Required action
Filter the entries and keep only the lines where the string "often" appears.

Excerpts from an interface dataset
- - - - -

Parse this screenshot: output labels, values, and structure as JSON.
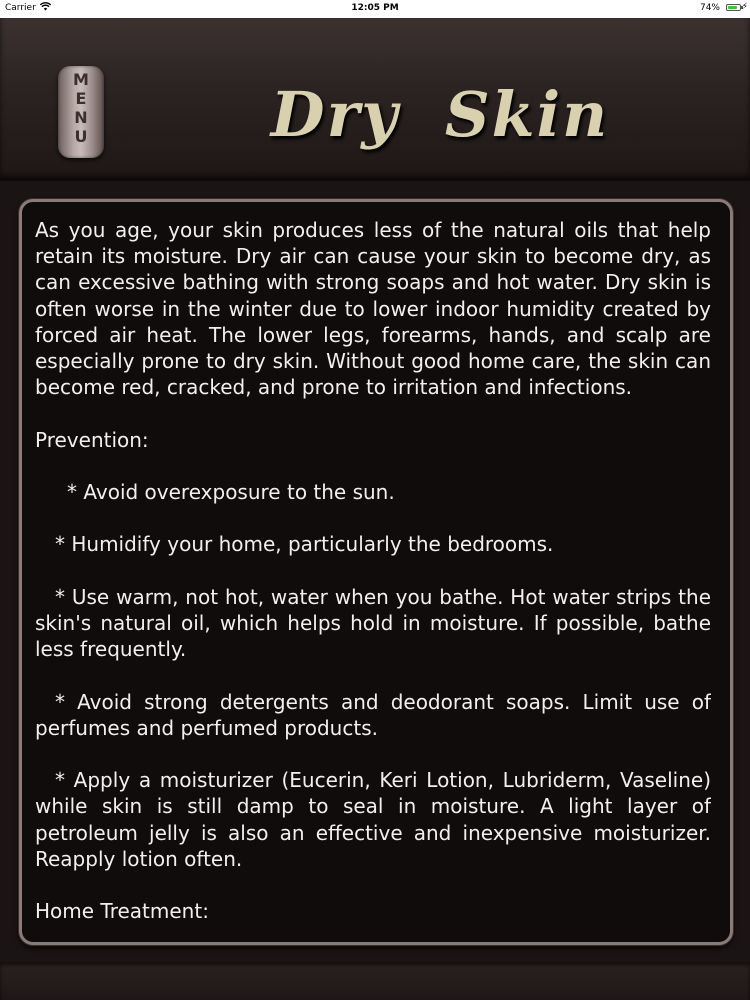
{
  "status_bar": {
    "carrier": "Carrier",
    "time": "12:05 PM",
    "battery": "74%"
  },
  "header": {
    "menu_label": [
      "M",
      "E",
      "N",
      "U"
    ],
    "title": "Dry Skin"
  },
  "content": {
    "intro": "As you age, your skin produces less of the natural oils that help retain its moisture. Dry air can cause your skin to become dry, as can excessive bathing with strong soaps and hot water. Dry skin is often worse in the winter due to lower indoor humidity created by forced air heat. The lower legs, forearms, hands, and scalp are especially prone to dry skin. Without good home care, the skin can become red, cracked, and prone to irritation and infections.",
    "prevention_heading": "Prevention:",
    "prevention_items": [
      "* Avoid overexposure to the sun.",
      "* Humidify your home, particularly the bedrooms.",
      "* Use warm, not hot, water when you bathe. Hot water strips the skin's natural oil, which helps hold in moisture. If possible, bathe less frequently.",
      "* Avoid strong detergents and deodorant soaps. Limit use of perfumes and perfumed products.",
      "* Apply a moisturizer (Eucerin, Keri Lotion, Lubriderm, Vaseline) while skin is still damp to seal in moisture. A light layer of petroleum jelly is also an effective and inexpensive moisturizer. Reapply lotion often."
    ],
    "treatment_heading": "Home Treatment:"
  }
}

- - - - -

Answer below
    "intro": "As you age, your skin produces less of the natural oils that help retain its moisture. Dry air can cause your skin to become dry, as can excessive bathing with strong soaps and hot water. Dry skin is often worse in the winter due to lower indoor humidity created by forced air heat. The lower legs, forearms, hands, and scalp are especially prone to dry skin. Without good home care, the skin can become red, cracked, and prone to irritation and infections.",
      "* Apply a moisturizer (Eucerin, Keri Lotion, Lubriderm, Vaseline) while skin is still damp to seal in moisture. A light layer of petroleum jelly is also an effective and inexpensive moisturizer. Reapply lotion often."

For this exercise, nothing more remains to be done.